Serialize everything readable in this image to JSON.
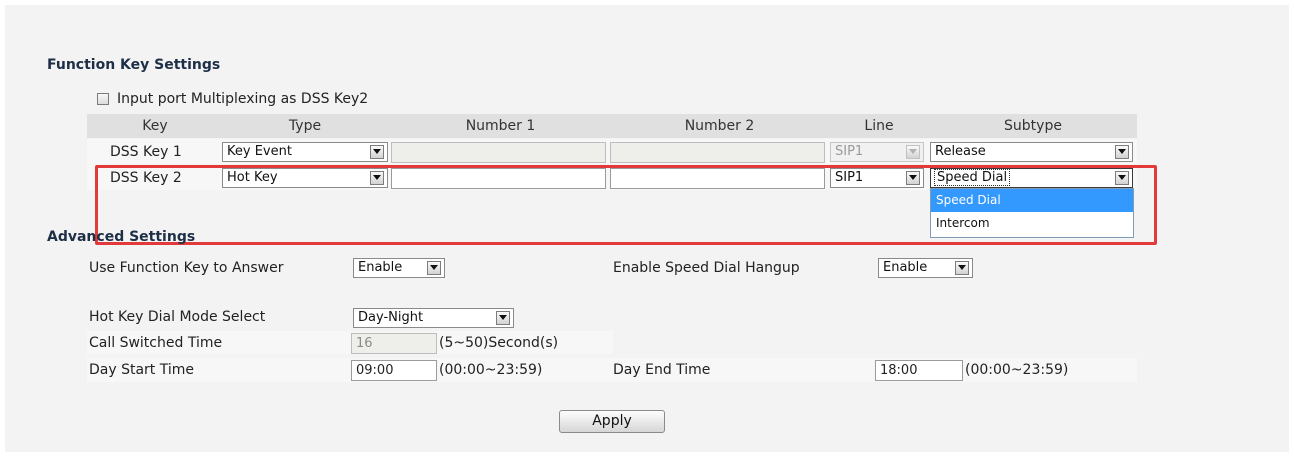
{
  "function_key": {
    "title": "Function Key Settings",
    "multiplex_label": "Input port Multiplexing as DSS Key2",
    "headers": [
      "Key",
      "Type",
      "Number 1",
      "Number 2",
      "Line",
      "Subtype"
    ],
    "rows": [
      {
        "key": "DSS Key 1",
        "type": "Key Event",
        "number1": "",
        "number2": "",
        "line": "SIP1",
        "subtype": "Release"
      },
      {
        "key": "DSS Key 2",
        "type": "Hot Key",
        "number1": "",
        "number2": "",
        "line": "SIP1",
        "subtype": "Speed Dial"
      }
    ],
    "subtype_options": [
      "Speed Dial",
      "Intercom"
    ]
  },
  "advanced": {
    "title": "Advanced Settings",
    "use_fk_answer_label": "Use Function Key to Answer",
    "use_fk_answer_value": "Enable",
    "speed_dial_hangup_label": "Enable Speed Dial Hangup",
    "speed_dial_hangup_value": "Enable",
    "hotkey_mode_label": "Hot Key Dial Mode Select",
    "hotkey_mode_value": "Day-Night",
    "call_switched_label": "Call Switched Time",
    "call_switched_value": "16",
    "call_switched_hint": "(5~50)Second(s)",
    "day_start_label": "Day Start Time",
    "day_start_value": "09:00",
    "day_start_hint": "(00:00~23:59)",
    "day_end_label": "Day End Time",
    "day_end_value": "18:00",
    "day_end_hint": "(00:00~23:59)"
  },
  "apply_label": "Apply",
  "colors": {
    "highlight": "#e23a3a",
    "selected_option": "#3399ff",
    "panel": "#f3f3f3"
  }
}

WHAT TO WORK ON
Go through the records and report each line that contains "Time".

COMPLETED TASK
    "call_switched_label": "Call Switched Time",
    "day_start_label": "Day Start Time",
    "day_end_label": "Day End Time",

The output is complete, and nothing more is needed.